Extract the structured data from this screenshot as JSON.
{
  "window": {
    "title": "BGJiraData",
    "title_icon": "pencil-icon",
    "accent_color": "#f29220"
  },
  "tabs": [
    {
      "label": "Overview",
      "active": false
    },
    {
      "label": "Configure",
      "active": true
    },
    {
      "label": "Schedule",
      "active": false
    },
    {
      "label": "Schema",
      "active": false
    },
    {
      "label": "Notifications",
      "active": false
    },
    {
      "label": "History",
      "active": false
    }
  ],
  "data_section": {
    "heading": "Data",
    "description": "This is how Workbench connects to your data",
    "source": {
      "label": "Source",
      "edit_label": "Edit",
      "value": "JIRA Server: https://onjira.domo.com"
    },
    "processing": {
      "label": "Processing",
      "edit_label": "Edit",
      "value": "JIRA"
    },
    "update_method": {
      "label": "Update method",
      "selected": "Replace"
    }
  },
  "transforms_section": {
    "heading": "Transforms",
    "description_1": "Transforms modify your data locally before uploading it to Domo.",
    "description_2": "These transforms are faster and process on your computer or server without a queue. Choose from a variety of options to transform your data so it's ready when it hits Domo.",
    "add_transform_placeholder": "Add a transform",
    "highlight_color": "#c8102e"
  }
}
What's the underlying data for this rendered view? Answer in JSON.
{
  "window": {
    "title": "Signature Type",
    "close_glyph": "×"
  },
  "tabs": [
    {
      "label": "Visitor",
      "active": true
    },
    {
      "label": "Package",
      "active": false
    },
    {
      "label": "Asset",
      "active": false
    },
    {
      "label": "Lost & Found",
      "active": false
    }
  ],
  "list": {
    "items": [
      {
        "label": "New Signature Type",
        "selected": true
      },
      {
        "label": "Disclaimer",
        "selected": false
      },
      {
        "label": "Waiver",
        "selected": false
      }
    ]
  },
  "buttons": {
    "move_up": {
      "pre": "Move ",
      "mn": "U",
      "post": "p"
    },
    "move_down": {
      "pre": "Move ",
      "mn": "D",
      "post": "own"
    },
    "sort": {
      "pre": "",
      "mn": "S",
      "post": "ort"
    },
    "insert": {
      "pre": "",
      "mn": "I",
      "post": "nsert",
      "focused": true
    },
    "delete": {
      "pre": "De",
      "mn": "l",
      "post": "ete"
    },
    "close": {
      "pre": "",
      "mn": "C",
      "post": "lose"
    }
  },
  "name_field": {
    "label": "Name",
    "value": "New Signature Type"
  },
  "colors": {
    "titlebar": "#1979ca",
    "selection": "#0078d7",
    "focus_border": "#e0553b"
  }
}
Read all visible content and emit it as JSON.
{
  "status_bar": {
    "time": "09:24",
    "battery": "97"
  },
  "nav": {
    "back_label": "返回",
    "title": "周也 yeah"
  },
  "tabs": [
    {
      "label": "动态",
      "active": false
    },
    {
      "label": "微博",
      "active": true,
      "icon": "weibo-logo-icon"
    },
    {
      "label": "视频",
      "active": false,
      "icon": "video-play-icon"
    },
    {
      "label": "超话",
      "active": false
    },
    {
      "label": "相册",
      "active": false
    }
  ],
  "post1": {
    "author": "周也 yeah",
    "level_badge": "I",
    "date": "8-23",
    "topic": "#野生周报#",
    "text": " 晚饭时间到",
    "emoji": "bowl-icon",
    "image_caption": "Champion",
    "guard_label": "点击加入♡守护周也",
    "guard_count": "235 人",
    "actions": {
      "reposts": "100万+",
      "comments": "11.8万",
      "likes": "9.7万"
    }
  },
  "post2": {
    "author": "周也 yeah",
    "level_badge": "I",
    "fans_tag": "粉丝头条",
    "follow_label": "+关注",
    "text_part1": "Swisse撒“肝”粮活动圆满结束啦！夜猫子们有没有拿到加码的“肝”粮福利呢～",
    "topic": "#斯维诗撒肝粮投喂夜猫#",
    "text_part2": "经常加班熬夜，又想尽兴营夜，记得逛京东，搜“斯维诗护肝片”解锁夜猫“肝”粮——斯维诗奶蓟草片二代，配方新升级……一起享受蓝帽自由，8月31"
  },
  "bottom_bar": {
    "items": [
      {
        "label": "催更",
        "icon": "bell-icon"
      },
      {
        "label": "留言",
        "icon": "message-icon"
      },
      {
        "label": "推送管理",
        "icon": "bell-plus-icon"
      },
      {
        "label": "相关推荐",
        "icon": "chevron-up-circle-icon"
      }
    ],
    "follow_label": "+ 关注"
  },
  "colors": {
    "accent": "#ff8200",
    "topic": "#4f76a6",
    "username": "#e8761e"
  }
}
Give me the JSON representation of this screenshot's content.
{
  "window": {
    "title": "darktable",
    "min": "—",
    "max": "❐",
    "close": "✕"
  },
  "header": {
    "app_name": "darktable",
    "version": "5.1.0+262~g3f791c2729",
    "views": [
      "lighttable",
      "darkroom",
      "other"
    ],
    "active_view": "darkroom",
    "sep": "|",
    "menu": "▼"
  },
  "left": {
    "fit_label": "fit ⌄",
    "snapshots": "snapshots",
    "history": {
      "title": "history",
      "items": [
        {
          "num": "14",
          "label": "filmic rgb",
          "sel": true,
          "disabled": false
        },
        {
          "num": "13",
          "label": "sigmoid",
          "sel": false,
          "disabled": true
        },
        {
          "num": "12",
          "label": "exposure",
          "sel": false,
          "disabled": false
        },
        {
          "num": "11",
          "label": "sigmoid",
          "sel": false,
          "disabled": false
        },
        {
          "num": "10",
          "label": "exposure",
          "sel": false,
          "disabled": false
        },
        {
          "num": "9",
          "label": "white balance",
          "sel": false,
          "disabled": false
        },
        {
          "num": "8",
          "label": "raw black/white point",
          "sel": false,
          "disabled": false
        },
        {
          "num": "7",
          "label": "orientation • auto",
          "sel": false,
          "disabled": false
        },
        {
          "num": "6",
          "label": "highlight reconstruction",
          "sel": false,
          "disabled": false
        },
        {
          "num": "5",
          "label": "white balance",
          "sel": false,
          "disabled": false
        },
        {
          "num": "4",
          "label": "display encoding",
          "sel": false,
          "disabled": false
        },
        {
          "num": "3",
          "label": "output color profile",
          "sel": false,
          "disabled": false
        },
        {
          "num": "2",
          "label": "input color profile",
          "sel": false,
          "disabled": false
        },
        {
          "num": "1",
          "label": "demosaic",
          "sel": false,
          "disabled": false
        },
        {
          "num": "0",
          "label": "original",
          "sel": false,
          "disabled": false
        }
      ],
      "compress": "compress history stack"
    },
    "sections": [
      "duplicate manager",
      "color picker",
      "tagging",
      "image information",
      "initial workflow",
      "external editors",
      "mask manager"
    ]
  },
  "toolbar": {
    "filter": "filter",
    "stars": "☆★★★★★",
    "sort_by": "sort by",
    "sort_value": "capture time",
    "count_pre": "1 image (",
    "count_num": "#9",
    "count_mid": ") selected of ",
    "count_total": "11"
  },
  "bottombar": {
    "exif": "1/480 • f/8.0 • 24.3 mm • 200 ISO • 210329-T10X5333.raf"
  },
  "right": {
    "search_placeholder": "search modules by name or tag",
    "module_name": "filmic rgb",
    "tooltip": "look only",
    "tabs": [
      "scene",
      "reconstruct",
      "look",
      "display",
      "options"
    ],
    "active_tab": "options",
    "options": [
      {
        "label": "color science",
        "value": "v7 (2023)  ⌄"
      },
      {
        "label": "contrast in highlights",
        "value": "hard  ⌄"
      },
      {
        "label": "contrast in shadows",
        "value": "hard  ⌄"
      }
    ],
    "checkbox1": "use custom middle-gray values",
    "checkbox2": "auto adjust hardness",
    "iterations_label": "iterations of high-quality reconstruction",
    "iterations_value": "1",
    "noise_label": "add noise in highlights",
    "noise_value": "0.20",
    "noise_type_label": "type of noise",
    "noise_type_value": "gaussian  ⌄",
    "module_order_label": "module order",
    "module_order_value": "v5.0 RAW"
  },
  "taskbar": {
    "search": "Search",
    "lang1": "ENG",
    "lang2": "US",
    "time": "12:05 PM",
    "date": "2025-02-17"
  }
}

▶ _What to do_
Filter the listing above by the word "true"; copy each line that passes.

▶ _Response for this exercise_
      "active": true
      "active": true
        "selected": true
      "focused": true
      "active": true,
          "sel": true,
          "disabled": true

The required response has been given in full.